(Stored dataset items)
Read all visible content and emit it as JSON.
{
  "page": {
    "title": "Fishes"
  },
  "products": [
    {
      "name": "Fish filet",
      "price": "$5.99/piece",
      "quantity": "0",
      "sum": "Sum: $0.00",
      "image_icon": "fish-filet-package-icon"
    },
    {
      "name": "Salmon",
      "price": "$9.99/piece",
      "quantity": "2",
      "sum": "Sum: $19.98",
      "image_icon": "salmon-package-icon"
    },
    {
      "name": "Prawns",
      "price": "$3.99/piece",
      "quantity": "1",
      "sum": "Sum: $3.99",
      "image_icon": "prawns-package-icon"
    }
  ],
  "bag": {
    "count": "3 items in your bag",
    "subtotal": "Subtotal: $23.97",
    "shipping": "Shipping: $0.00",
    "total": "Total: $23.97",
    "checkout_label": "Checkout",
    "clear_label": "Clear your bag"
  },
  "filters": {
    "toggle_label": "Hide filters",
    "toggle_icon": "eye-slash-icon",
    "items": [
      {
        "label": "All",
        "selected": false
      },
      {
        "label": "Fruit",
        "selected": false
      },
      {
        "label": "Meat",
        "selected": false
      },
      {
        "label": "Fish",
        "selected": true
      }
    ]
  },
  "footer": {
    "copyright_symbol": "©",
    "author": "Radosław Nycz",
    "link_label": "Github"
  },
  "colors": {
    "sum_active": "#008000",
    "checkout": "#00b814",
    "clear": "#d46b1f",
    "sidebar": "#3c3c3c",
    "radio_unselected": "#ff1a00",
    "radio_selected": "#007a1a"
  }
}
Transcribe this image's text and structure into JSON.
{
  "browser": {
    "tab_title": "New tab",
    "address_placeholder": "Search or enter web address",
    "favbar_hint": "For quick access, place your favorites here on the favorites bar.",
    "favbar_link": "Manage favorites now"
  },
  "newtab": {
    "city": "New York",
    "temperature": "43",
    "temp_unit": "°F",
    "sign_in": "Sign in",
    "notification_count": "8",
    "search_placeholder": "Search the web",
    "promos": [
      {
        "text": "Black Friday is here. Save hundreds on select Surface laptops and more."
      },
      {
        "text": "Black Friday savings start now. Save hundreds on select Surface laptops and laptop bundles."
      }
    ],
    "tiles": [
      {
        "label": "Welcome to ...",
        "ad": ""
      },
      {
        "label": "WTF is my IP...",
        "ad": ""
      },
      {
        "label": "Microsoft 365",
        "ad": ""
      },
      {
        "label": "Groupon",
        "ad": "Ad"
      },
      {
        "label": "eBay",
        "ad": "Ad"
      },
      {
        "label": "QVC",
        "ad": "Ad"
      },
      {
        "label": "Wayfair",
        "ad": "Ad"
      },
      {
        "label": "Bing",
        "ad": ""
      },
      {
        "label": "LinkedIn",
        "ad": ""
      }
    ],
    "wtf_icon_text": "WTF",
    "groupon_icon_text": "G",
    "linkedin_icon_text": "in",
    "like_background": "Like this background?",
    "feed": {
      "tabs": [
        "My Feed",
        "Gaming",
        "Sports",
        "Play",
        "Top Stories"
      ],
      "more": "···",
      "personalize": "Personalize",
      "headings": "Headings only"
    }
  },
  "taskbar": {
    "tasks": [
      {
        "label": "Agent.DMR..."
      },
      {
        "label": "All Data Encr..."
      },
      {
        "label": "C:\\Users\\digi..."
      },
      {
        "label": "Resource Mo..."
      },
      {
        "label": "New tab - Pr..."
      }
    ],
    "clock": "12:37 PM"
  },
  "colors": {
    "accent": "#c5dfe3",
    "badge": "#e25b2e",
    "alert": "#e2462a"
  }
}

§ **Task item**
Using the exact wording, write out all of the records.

§ **Finished exercise**
Read all visible content and emit it as JSON.
{
  "page": {
    "title": "Fishes"
  },
  "products": [
    {
      "name": "Fish filet",
      "price": "$5.99/piece",
      "quantity": "0",
      "sum": "Sum: $0.00",
      "image_icon": "fish-filet-package-icon"
    },
    {
      "name": "Salmon",
      "price": "$9.99/piece",
      "quantity": "2",
      "sum": "Sum: $19.98",
      "image_icon": "salmon-package-icon"
    },
    {
      "name": "Prawns",
      "price": "$3.99/piece",
      "quantity": "1",
      "sum": "Sum: $3.99",
      "image_icon": "prawns-package-icon"
    }
  ],
  "bag": {
    "count": "3 items in your bag",
    "subtotal": "Subtotal: $23.97",
    "shipping": "Shipping: $0.00",
    "total": "Total: $23.97",
    "checkout_label": "Checkout",
    "clear_label": "Clear your bag"
  },
  "filters": {
    "toggle_label": "Hide filters",
    "toggle_icon": "eye-slash-icon",
    "items": [
      {
        "label": "All",
        "selected": false
      },
      {
        "label": "Fruit",
        "selected": false
      },
      {
        "label": "Meat",
        "selected": false
      },
      {
        "label": "Fish",
        "selected": true
      }
    ]
  },
  "footer": {
    "copyright_symbol": "©",
    "author": "Radosław Nycz",
    "link_label": "Github"
  },
  "colors": {
    "sum_active": "#008000",
    "checkout": "#00b814",
    "clear": "#d46b1f",
    "sidebar": "#3c3c3c",
    "radio_unselected": "#ff1a00",
    "radio_selected": "#007a1a"
  }
}
Transcribe this image's text and structure into JSON.
{
  "browser": {
    "tab_title": "New tab",
    "address_placeholder": "Search or enter web address",
    "favbar_hint": "For quick access, place your favorites here on the favorites bar.",
    "favbar_link": "Manage favorites now"
  },
  "newtab": {
    "city": "New York",
    "temperature": "43",
    "temp_unit": "°F",
    "sign_in": "Sign in",
    "notification_count": "8",
    "search_placeholder": "Search the web",
    "promos": [
      {
        "text": "Black Friday is here. Save hundreds on select Surface laptops and more."
      },
      {
        "text": "Black Friday savings start now. Save hundreds on select Surface laptops and laptop bundles."
      }
    ],
    "tiles": [
      {
        "label": "Welcome to ...",
        "ad": ""
      },
      {
        "label": "WTF is my IP...",
        "ad": ""
      },
      {
        "label": "Microsoft 365",
        "ad": ""
      },
      {
        "label": "Groupon",
        "ad": "Ad"
      },
      {
        "label": "eBay",
        "ad": "Ad"
      },
      {
        "label": "QVC",
        "ad": "Ad"
      },
      {
        "label": "Wayfair",
        "ad": "Ad"
      },
      {
        "label": "Bing",
        "ad": ""
      },
      {
        "label": "LinkedIn",
        "ad": ""
      }
    ],
    "wtf_icon_text": "WTF",
    "groupon_icon_text": "G",
    "linkedin_icon_text": "in",
    "like_background": "Like this background?",
    "feed": {
      "tabs": [
        "My Feed",
        "Gaming",
        "Sports",
        "Play",
        "Top Stories"
      ],
      "more": "···",
      "personalize": "Personalize",
      "headings": "Headings only"
    }
  },
  "taskbar": {
    "tasks": [
      {
        "label": "Agent.DMR..."
      },
      {
        "label": "All Data Encr..."
      },
      {
        "label": "C:\\Users\\digi..."
      },
      {
        "label": "Resource Mo..."
      },
      {
        "label": "New tab - Pr..."
      }
    ],
    "clock": "12:37 PM"
  },
  "colors": {
    "accent": "#c5dfe3",
    "badge": "#e25b2e",
    "alert": "#e2462a"
  }
}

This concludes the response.